• Exercise aim
From the entries that follow, extract each line holding the string "return".

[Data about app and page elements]
========================================================================
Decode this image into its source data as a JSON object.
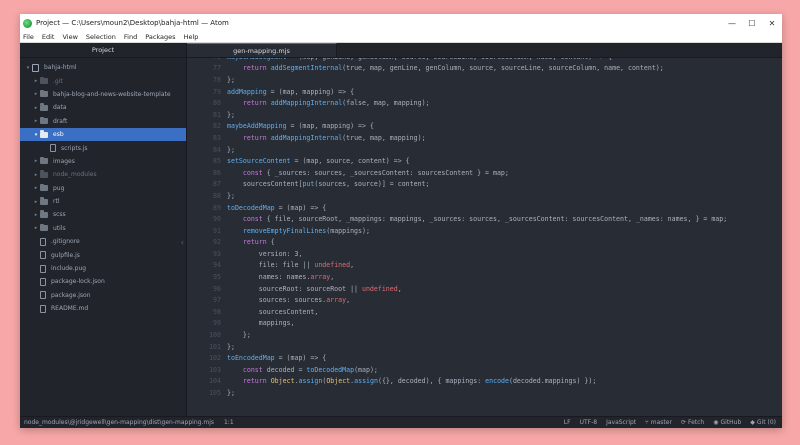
{
  "window": {
    "title": "Project — C:\\Users\\moun2\\Desktop\\bahja-html — Atom",
    "controls": {
      "minimize": "—",
      "maximize": "☐",
      "close": "✕"
    }
  },
  "menu": [
    "File",
    "Edit",
    "View",
    "Selection",
    "Find",
    "Packages",
    "Help"
  ],
  "sidebar": {
    "header": "Project",
    "items": [
      {
        "label": "bahja-html",
        "kind": "root",
        "expanded": true
      },
      {
        "label": ".git",
        "kind": "folder",
        "dim": true
      },
      {
        "label": "bahja-blog-and-news-website-template",
        "kind": "folder"
      },
      {
        "label": "data",
        "kind": "folder"
      },
      {
        "label": "draft",
        "kind": "folder"
      },
      {
        "label": "esb",
        "kind": "folder",
        "expanded": true,
        "selected": true
      },
      {
        "label": "scripts.js",
        "kind": "file",
        "indent": 2
      },
      {
        "label": "images",
        "kind": "folder"
      },
      {
        "label": "node_modules",
        "kind": "folder",
        "dim": true
      },
      {
        "label": "pug",
        "kind": "folder"
      },
      {
        "label": "rtl",
        "kind": "folder"
      },
      {
        "label": "scss",
        "kind": "folder"
      },
      {
        "label": "utils",
        "kind": "folder"
      },
      {
        "label": ".gitignore",
        "kind": "file"
      },
      {
        "label": "gulpfile.js",
        "kind": "file"
      },
      {
        "label": "include.pug",
        "kind": "file"
      },
      {
        "label": "package-lock.json",
        "kind": "file"
      },
      {
        "label": "package.json",
        "kind": "file"
      },
      {
        "label": "README.md",
        "kind": "file"
      }
    ]
  },
  "editor": {
    "tab": "gen-mapping.mjs",
    "lines": [
      {
        "n": "76",
        "code": "maybeAddSegment = (map, genLine, genColumn, source, sourceLine, sourceColumn, name, content) => {"
      },
      {
        "n": "77",
        "code": "    return addSegmentInternal(true, map, genLine, genColumn, source, sourceLine, sourceColumn, name, content);"
      },
      {
        "n": "78",
        "code": "};"
      },
      {
        "n": "79",
        "code": "addMapping = (map, mapping) => {"
      },
      {
        "n": "80",
        "code": "    return addMappingInternal(false, map, mapping);"
      },
      {
        "n": "81",
        "code": "};"
      },
      {
        "n": "82",
        "code": "maybeAddMapping = (map, mapping) => {"
      },
      {
        "n": "83",
        "code": "    return addMappingInternal(true, map, mapping);"
      },
      {
        "n": "84",
        "code": "};"
      },
      {
        "n": "85",
        "code": "setSourceContent = (map, source, content) => {"
      },
      {
        "n": "86",
        "code": "    const { _sources: sources, _sourcesContent: sourcesContent } = map;"
      },
      {
        "n": "87",
        "code": "    sourcesContent[put(sources, source)] = content;"
      },
      {
        "n": "88",
        "code": "};"
      },
      {
        "n": "89",
        "code": "toDecodedMap = (map) => {"
      },
      {
        "n": "90",
        "code": "    const { file, sourceRoot, _mappings: mappings, _sources: sources, _sourcesContent: sourcesContent, _names: names, } = map;"
      },
      {
        "n": "91",
        "code": "    removeEmptyFinalLines(mappings);"
      },
      {
        "n": "92",
        "code": "    return {"
      },
      {
        "n": "93",
        "code": "        version: 3,"
      },
      {
        "n": "94",
        "code": "        file: file || undefined,"
      },
      {
        "n": "95",
        "code": "        names: names.array,"
      },
      {
        "n": "96",
        "code": "        sourceRoot: sourceRoot || undefined,"
      },
      {
        "n": "97",
        "code": "        sources: sources.array,"
      },
      {
        "n": "98",
        "code": "        sourcesContent,"
      },
      {
        "n": "99",
        "code": "        mappings,"
      },
      {
        "n": "100",
        "code": "    };"
      },
      {
        "n": "101",
        "code": "};"
      },
      {
        "n": "102",
        "code": "toEncodedMap = (map) => {"
      },
      {
        "n": "103",
        "code": "    const decoded = toDecodedMap(map);"
      },
      {
        "n": "104",
        "code": "    return Object.assign(Object.assign({}, decoded), { mappings: encode(decoded.mappings) });"
      },
      {
        "n": "105",
        "code": "};"
      }
    ]
  },
  "statusbar": {
    "path": "node_modules\\@jridgewell\\gen-mapping\\dist\\gen-mapping.mjs",
    "cursor": "1:1",
    "line_ending": "LF",
    "encoding": "UTF-8",
    "grammar": "JavaScript",
    "branch": "master",
    "fetch": "Fetch",
    "github": "GitHub",
    "git": "Git (0)"
  }
}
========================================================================
• Answer section
        "code": "    return addSegmentInternal(true, map, genLine, genColumn, source, sourceLine, sourceColumn, name, content);"
        "code": "    return addMappingInternal(false, map, mapping);"
        "code": "    return addMappingInternal(true, map, mapping);"
        "code": "    return {"
        "code": "    return Object.assign(Object.assign({}, decoded), { mappings: encode(decoded.mappings) });"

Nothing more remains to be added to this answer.